In his observations on the present condition of Catholicism, Fr Michael Mason, Redemptorist and sociologist, concentrates upon what is perhaps the most serious of the many fundamental problems facing the Catholic Church in this country. The strategies preferred by AD2000 are not necessarily those which he might propose - the short report of his address in the press does not enter into the question of possible solutions.
More important than solutions because it is prior to them, is recognition and acceptance of the facts: since in the last analysis solutions, insofar as they can be of human origin, must rest on facts.
Stating that approximately one million practising Catholics were "lost" to the Church in the fifteen years between 1966 and 1981; justifying this statement by a recital of some of the characteristic, saddening, statistics - which when produced by others are dismissed as "negative" and "pessimistic" - Fr Mason probes the heart of the problem in three or four short paragraphs:
"Projections for several large dioceses show that by the mid-90s the number of active diocesan clergy in parishes will be a third to a half fewer than in 1976."
Fr Mason said the resulting decline in priestly pastoral care was likely to cause further disaffection, especially among traditional Catholics in working class areas who did not take to a small-group style of Church.
"Most Australian practising Catholics are still of that traditional type, so a study done by the National Catholic Research Council in 1986 shows.

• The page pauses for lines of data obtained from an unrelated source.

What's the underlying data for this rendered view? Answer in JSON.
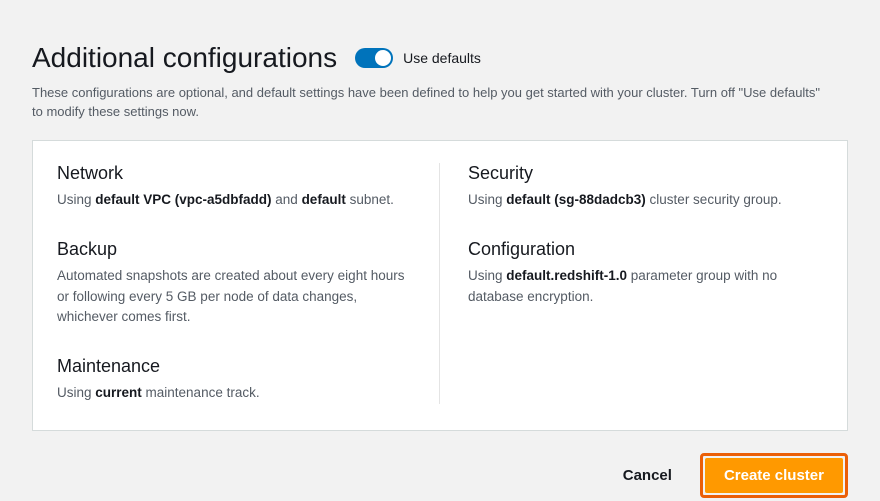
{
  "header": {
    "title": "Additional configurations",
    "toggle_label": "Use defaults"
  },
  "description": "These configurations are optional, and default settings have been defined to help you get started with your cluster. Turn off \"Use defaults\" to modify these settings now.",
  "network": {
    "title": "Network",
    "using": "Using ",
    "default_vpc_label": "default VPC (vpc-a5dbfadd)",
    "and": " and ",
    "default_subnet_label": "default",
    "suffix": " subnet."
  },
  "backup": {
    "title": "Backup",
    "desc": "Automated snapshots are created about every eight hours or following every 5 GB per node of data changes, whichever comes first."
  },
  "maintenance": {
    "title": "Maintenance",
    "using": "Using ",
    "bold": "current",
    "suffix": " maintenance track."
  },
  "security": {
    "title": "Security",
    "using": "Using ",
    "bold": "default (sg-88dadcb3)",
    "suffix": " cluster security group."
  },
  "configuration": {
    "title": "Configuration",
    "using": "Using ",
    "bold": "default.redshift-1.0",
    "suffix": " parameter group with no database encryption."
  },
  "footer": {
    "cancel": "Cancel",
    "create": "Create cluster"
  }
}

"It will probably be easier for educated middle-class types who belong to some supportive small community to remain active ...
"Without a theologically trained and ordained leadership, it must be expected that such communities would adopt a more Protestant style, with the Eucharist and other sacraments less central to their lives, a greater emphasis on the Word, less awareness of doctrinal and theological traditions, and less tolerance of authority."
To average Catholics, a majority of whom may still comprise "traditional Catholics in working class areas" - but, emphatically, not confined to this social group - the problem lies not so much in the fact that the new church possesses "a more Protestant style" but in the fact that the substance appears to have become increasingly Protestant as well.
This development is exemplified not merely in the field of the liturgy, where the arrogant and brutal destruction of the 'old' Mass has been followed by a limp and occasionally desacralised successor. The sense of 'mystery' has been replaced by chattering friendliness on the part of the congregation within the precincts of the Church, which rarely displays any of the traditional Catholic reverence for the Blessed Eucharist, raising the question of how much real belief in the Real Presence remains.
It is also to be found in the field of doctrine in which the obvious denial of the truth of the Resurrection (as the Church has always understood that central event of its own history) is only one of the many apparently permitted doctrinal deviations. Others include the Divinity of Christ, Christ's self-knowledge, the Virginity of Our Lady - the list is not exhaustive.
It is to be found in the field of moral teaching as the eminent English writer, Paul Johnson, when still an ex-Catholic, observed in 1967, when the majority of the Papal Commission on Human Reproduction recommended that contraception be admissible.
"To my mind," wrote Johnson, "it goes very much further (than contraception) and says that it's not the Church's business to lay down detailed guides for living the Christian life, but merely to state general moral principles and leave the rest to the individual's conscience. This was precisely the central issue of the Reformation. The Roman Catholic Church has finally turned Protestant."
It is to be found in the field of Catholic education in which not a few Catholic parents have Judged - rightly or wrongly is not the question - that it makes little or no difference, as far as religious teaching is concerned, whether they send their children to Catholic or Protestant schools.
The final result of the "protestantising" of the Catholic Church, referred to by Fr Mason, is that many, with increasing seriousness, ask the question: "Is this really the Catholic Church to which we have pledged our conviction and our resultant loyalty? Or has it become something else, in the course of an evolution which even so great a Pope as John Paul II, is incapable of reversing?" That is essentially the Lefebvre position, and it is mere folly to sweep it aside as if it did not matter.
Even apart from the fact that that question inevitably arises in the minds of many, there is also an obvious pragmatic judgement on this "protestantising" development. The Catholic Church may have "lost" one million regular Catholics in fifteen years, to use Fr Mason's graphic words. There are still another million left. For the Protestant denominations, however, as the last Census figures prove, the same fifteen years have registered an absolute disaster. That way there is no salvation whatsoever.
The disintegration of contemporary Anglicanism - which began with a repudiation of Papal authority and has ended with a repudiation of episcopal authority ought to stand as a sufficient warning.